The people have voted for Brexit and many changes are on the way towards Britain and Europe. While the future and how the vote will truly impact on various industries remains uncertain, some are seeing this as opportunities to develop their business and create new markets. One of the industries that are seeing progress post-Brexit is outsourcing, particularly legal process outsourcing (LPO).
In the few weeks after Britain decides to leave the European Union, the first LPO company in the Republic of Ireland began operations in Dublin. Johnson Hana International (JHI) reveals plans to grow its workforce in Dublin by a large percentage, looking to hire more than 200 employees. The choice of Dublin as a base of operations is to provide cheaper solutions for law firms, legal departments, and businesses in the region. Traditionally, such tasks were mostly given towards businesses in Northern Ireland.
A gateway to Europe
Many other UK LPO providers opened shop in Dublin around the same time as JHI. Law firms such as Pinsent Masons and Eversheds Consulting have branched out into Dublin in the wake of referendum results in the EU. Northern Ireland has always been a low-cost base for legal services and outsourcing is a solution for many UK law firms. However, as Brexit is now in effect, Dublin is a more preferred site due to the EU referendum. Dublin is now considered a gateway into Europe.
Providing valuable outsourcing services
These ventures by law firms and LPO providers follow the mission of making Dublin a legal outsourcing and data review hub of Europe. JHI, for example, carries out outsourcing for litigation, compliance, and contract law. Companies such as ESB and Siemens UK have looked towards JHI for these tasks that also include due diligence for mergers and acquisitions.

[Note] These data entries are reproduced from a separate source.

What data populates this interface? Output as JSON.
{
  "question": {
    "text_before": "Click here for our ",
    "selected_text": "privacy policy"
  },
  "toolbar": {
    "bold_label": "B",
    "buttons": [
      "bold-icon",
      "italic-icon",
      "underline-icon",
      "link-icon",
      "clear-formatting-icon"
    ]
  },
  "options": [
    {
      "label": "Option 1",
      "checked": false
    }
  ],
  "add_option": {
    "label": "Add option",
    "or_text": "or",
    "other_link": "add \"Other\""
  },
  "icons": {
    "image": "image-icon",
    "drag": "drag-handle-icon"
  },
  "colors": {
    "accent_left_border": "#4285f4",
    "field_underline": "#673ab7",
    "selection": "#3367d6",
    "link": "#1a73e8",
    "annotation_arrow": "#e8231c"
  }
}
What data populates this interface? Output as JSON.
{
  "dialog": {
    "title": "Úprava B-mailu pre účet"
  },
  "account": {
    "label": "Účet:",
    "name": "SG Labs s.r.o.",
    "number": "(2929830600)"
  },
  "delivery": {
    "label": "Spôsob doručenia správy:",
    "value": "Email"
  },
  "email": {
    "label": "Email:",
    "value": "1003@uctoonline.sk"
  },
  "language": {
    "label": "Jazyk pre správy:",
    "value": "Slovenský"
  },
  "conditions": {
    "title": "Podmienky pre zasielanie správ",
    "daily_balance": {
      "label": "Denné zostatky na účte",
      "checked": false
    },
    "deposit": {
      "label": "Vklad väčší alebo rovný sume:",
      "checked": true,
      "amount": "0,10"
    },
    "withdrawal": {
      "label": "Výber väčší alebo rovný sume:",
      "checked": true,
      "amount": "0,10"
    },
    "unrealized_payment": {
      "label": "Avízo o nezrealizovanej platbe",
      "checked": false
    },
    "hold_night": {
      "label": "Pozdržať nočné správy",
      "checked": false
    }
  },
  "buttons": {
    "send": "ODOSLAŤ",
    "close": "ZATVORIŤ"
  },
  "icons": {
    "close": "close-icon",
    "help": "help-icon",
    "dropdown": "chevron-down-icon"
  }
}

In the past, many law firms and LPO reap the benefit of lower cost in Northern Ireland. But these companies today are seeking to increase their size and venture into Dublin as part of the strategy to cope with recent political and economical developments.
Image credit: University of Leeds